◆ What is being asked ◆
Would you write out the entries again, exactly as they are, but without images?

Excerpts from an interface dataset
○ ○ ○ ○
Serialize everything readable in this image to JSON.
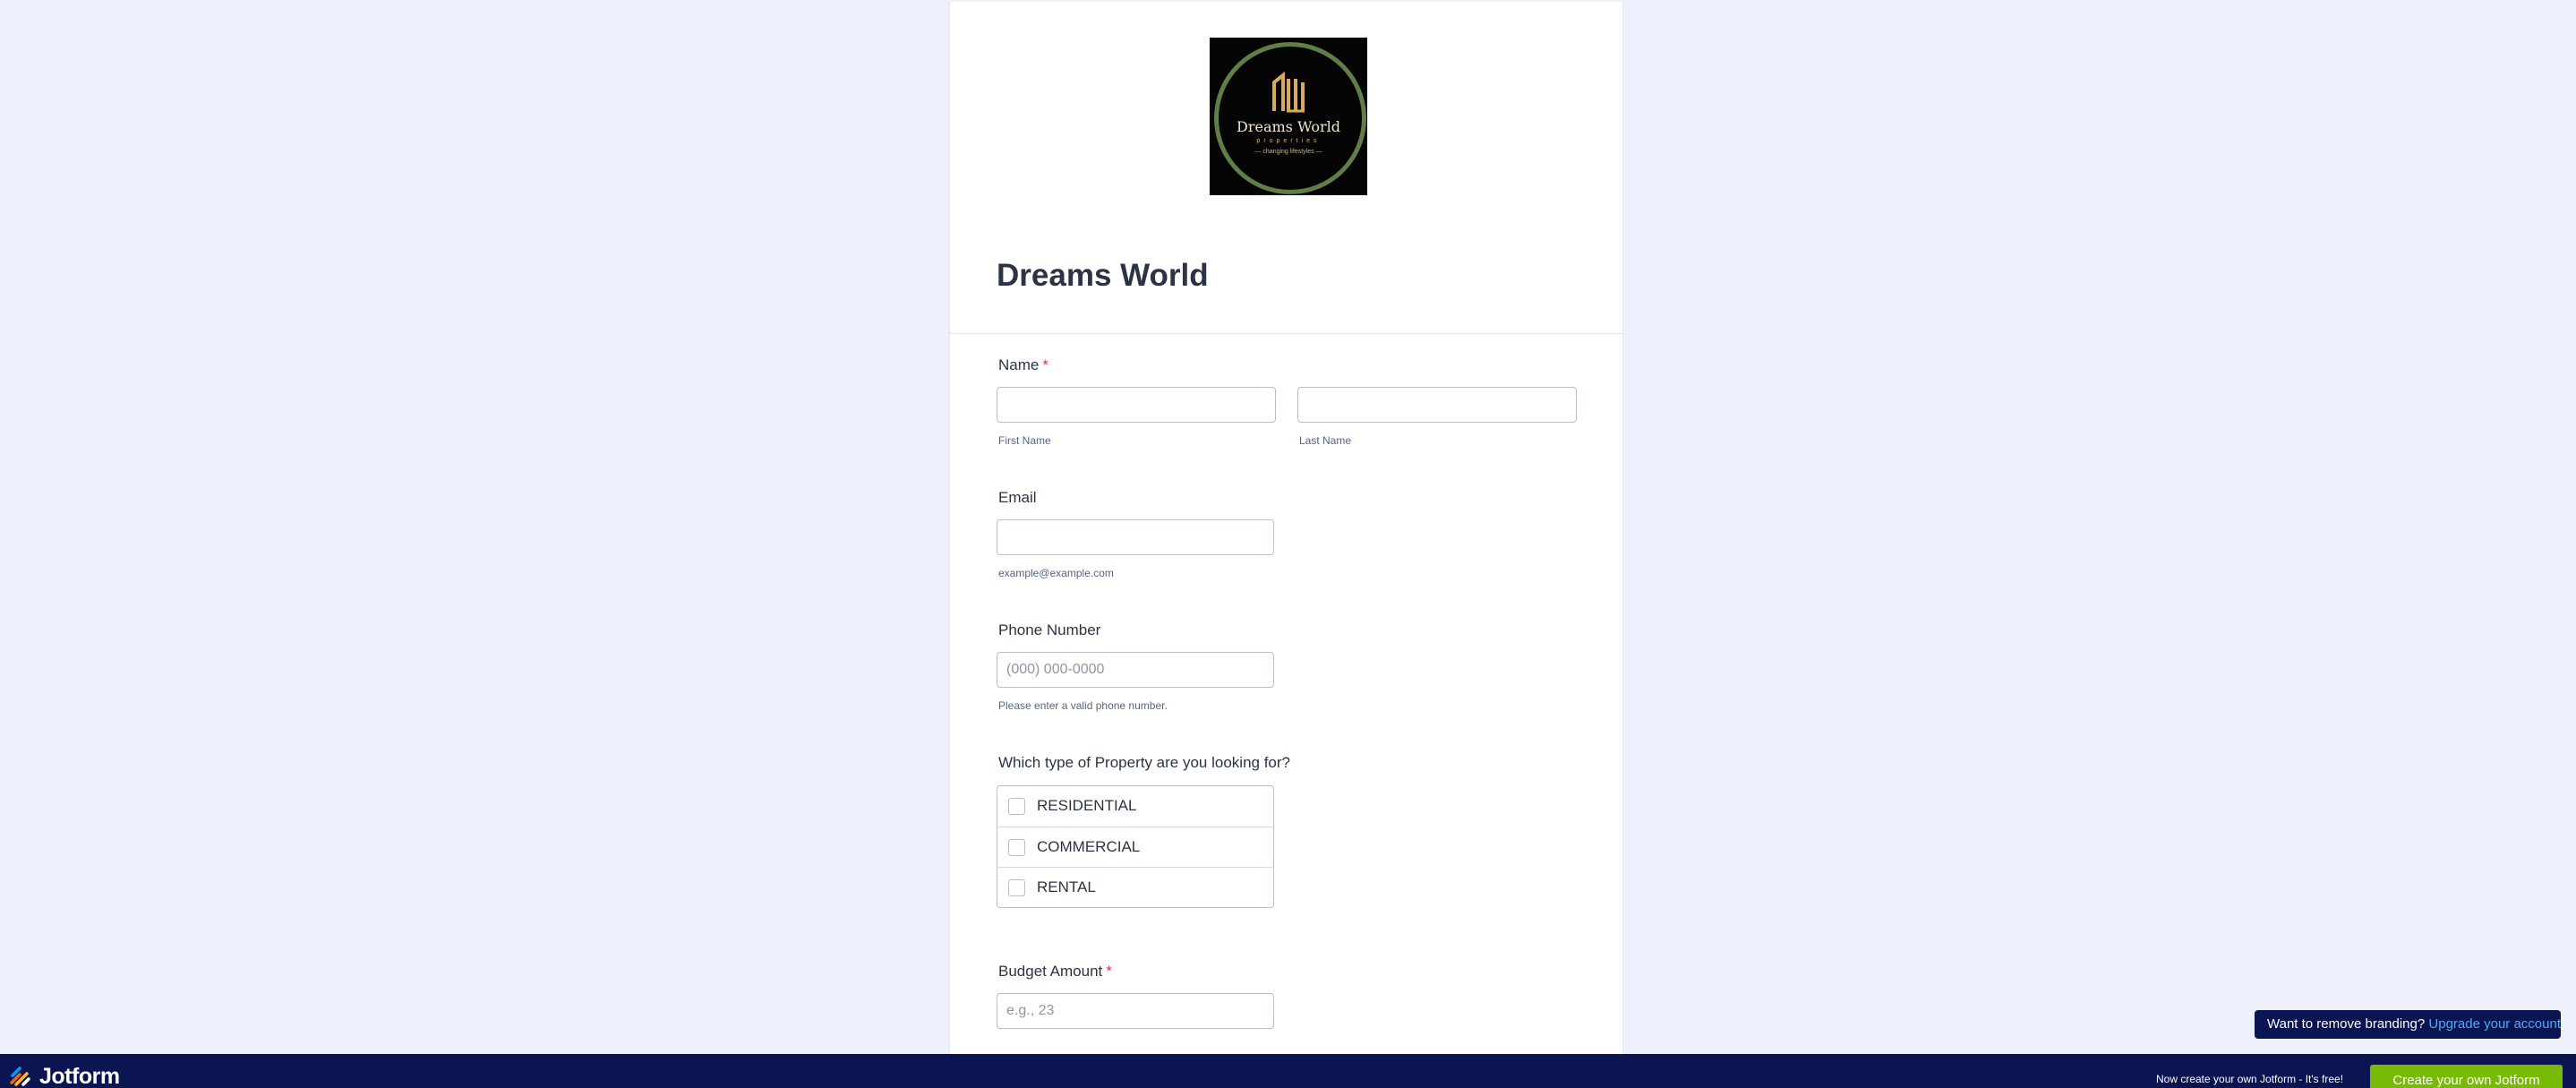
{
  "logo": {
    "title": "Dreams World",
    "subtitle": "properties",
    "tagline": "— changing lifestyles —",
    "colors": {
      "background": "#050505",
      "ring": "#5f7f46",
      "gold": "#d9a95c"
    }
  },
  "form": {
    "title": "Dreams World",
    "name": {
      "label": "Name",
      "required": "*",
      "first_sublabel": "First Name",
      "last_sublabel": "Last Name"
    },
    "email": {
      "label": "Email",
      "sublabel": "example@example.com"
    },
    "phone": {
      "label": "Phone Number",
      "placeholder": "(000) 000-0000",
      "sublabel": "Please enter a valid phone number."
    },
    "property": {
      "label": "Which type of Property are you looking for?",
      "options": [
        "RESIDENTIAL",
        "COMMERCIAL",
        "RENTAL"
      ]
    },
    "budget": {
      "label": "Budget Amount",
      "required": "*",
      "placeholder": "e.g., 23"
    }
  },
  "branding": {
    "text": "Want to remove branding?",
    "link": "Upgrade your account"
  },
  "footer": {
    "brand": "Jotform",
    "text": "Now create your own Jotform - It's free!",
    "cta": "Create your own Jotform",
    "colors": {
      "bar": "#0a1551",
      "cta": "#78bb07"
    }
  }
}
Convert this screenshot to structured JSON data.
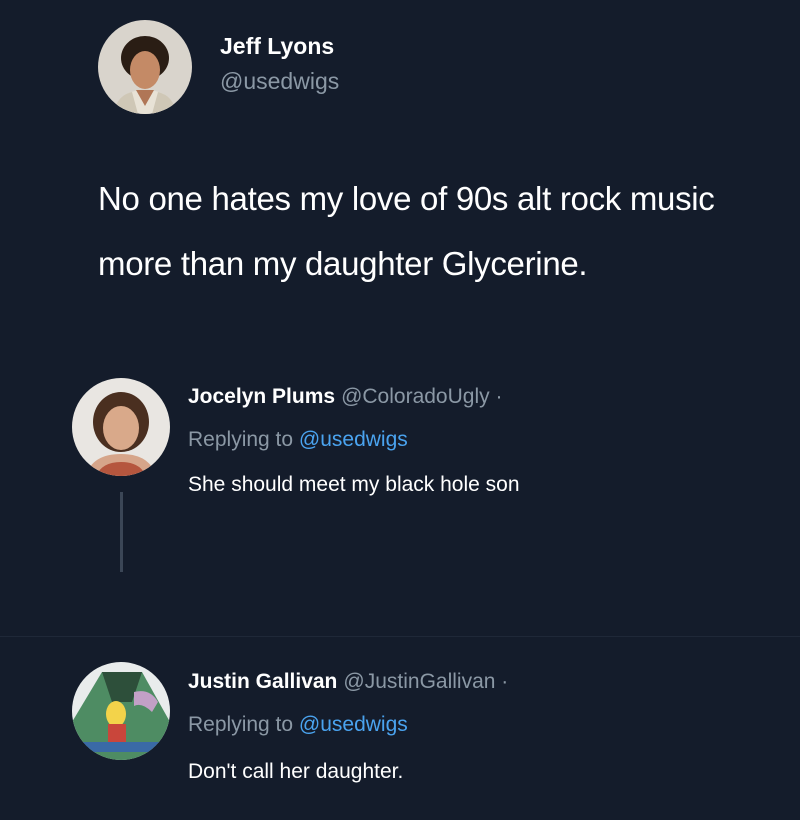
{
  "tweet": {
    "author_name": "Jeff Lyons",
    "author_handle": "@usedwigs",
    "text": "No one hates my love of 90s alt rock music more than my daughter Glycerine."
  },
  "replies": [
    {
      "name": "Jocelyn Plums",
      "handle": "@ColoradoUgly ·",
      "replying_prefix": "Replying to ",
      "replying_mention": "@usedwigs",
      "text": "She should meet my black hole son"
    },
    {
      "name": "Justin Gallivan",
      "handle": "@JustinGallivan ·",
      "replying_prefix": "Replying to ",
      "replying_mention": "@usedwigs",
      "text": "Don't call her daughter."
    }
  ],
  "colors": {
    "background": "#141c2b",
    "text": "#ffffff",
    "secondary": "#8b98a5",
    "mention": "#4aa3ef"
  }
}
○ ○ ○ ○
◆ Solution to the problem ◆
Serialize everything readable in this image to JSON.
{
  "logo": {
    "title": "Dreams World",
    "subtitle": "properties",
    "tagline": "— changing lifestyles —",
    "colors": {
      "background": "#050505",
      "ring": "#5f7f46",
      "gold": "#d9a95c"
    }
  },
  "form": {
    "title": "Dreams World",
    "name": {
      "label": "Name",
      "required": "*",
      "first_sublabel": "First Name",
      "last_sublabel": "Last Name"
    },
    "email": {
      "label": "Email",
      "sublabel": "example@example.com"
    },
    "phone": {
      "label": "Phone Number",
      "placeholder": "(000) 000-0000",
      "sublabel": "Please enter a valid phone number."
    },
    "property": {
      "label": "Which type of Property are you looking for?",
      "options": [
        "RESIDENTIAL",
        "COMMERCIAL",
        "RENTAL"
      ]
    },
    "budget": {
      "label": "Budget Amount",
      "required": "*",
      "placeholder": "e.g., 23"
    }
  },
  "branding": {
    "text": "Want to remove branding?",
    "link": "Upgrade your account"
  },
  "footer": {
    "brand": "Jotform",
    "text": "Now create your own Jotform - It's free!",
    "cta": "Create your own Jotform",
    "colors": {
      "bar": "#0a1551",
      "cta": "#78bb07"
    }
  }
}
Convert this screenshot to structured JSON data.
{
  "tweet": {
    "author_name": "Jeff Lyons",
    "author_handle": "@usedwigs",
    "text": "No one hates my love of 90s alt rock music more than my daughter Glycerine."
  },
  "replies": [
    {
      "name": "Jocelyn Plums",
      "handle": "@ColoradoUgly ·",
      "replying_prefix": "Replying to ",
      "replying_mention": "@usedwigs",
      "text": "She should meet my black hole son"
    },
    {
      "name": "Justin Gallivan",
      "handle": "@JustinGallivan ·",
      "replying_prefix": "Replying to ",
      "replying_mention": "@usedwigs",
      "text": "Don't call her daughter."
    }
  ],
  "colors": {
    "background": "#141c2b",
    "text": "#ffffff",
    "secondary": "#8b98a5",
    "mention": "#4aa3ef"
  }
}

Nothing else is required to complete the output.